Constable: Psalms (Pendahuluan Kitab) Introduction Title The title of this book in the Hebrew Bible is Tehillim, which means...

Constable: Psalms (Garis Besar) Outline I. Book 1: chs. 1-41 II. Book 2: chs. 42-72 III. Book 3: chs. 73...

Constable: Psalms Psalms Bibliography Allen, Ronald B. "Evidence from Psalm 89." In A Case for Premillennialism: A New Consensus,...

Haydock: Psalms (Pendahuluan Kitab) THE BOOK OF PSALMS. INTRODUCTION. The Psalms are called by the Hebrew, Tehillim; that is, hymns of praise. The author, of a great part of ...

Gill: Psalms (Pendahuluan Kitab) INTRODUCTION TO PSALMS The title of this book may be rendered "the Book of Praises", or "Hymns"; the psalm which our Lord sung at the passover is c...

Gill: Psalms 74 (Pendahuluan Pasal) INTRODUCTION TO PSALM 74 Maschil of Asaph. Some think that Asaph, the penman of this psalm, was not the same that lived in the times of David, but ...

Advanced Commentary (Kamus, Lagu-Lagu Himne, Gambar, Ilustrasi Khotbah, Pertanyaan-Pertanyaan, dll)

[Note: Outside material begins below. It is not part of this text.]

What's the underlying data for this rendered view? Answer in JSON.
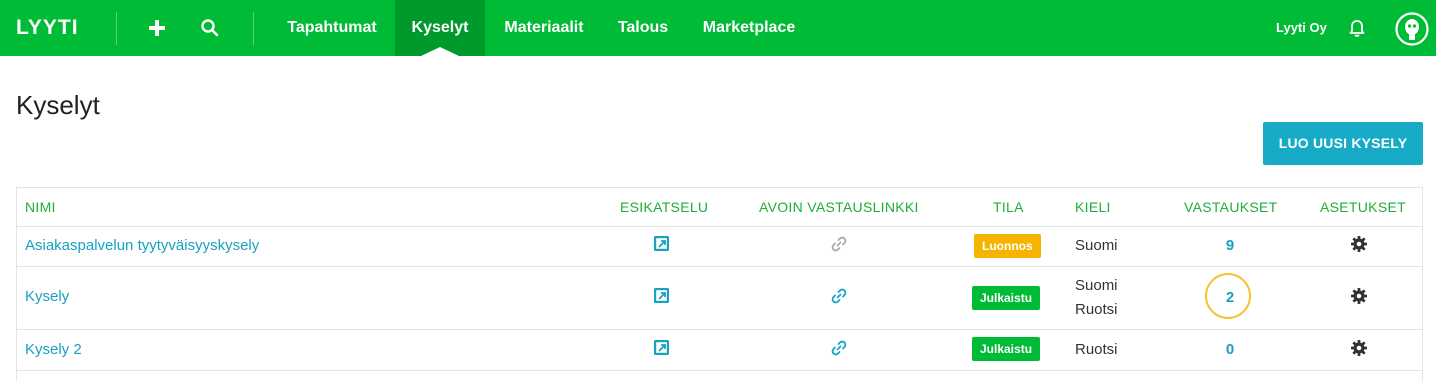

TIP #09: Klik ikon untuk merubah tampilan teks alkitab dan catatan hanya seukuran layar atau memanjang. [SEMUA]
dibuat dalam 1.02 detik
dipersembahkan oleh
bible.org - YLSA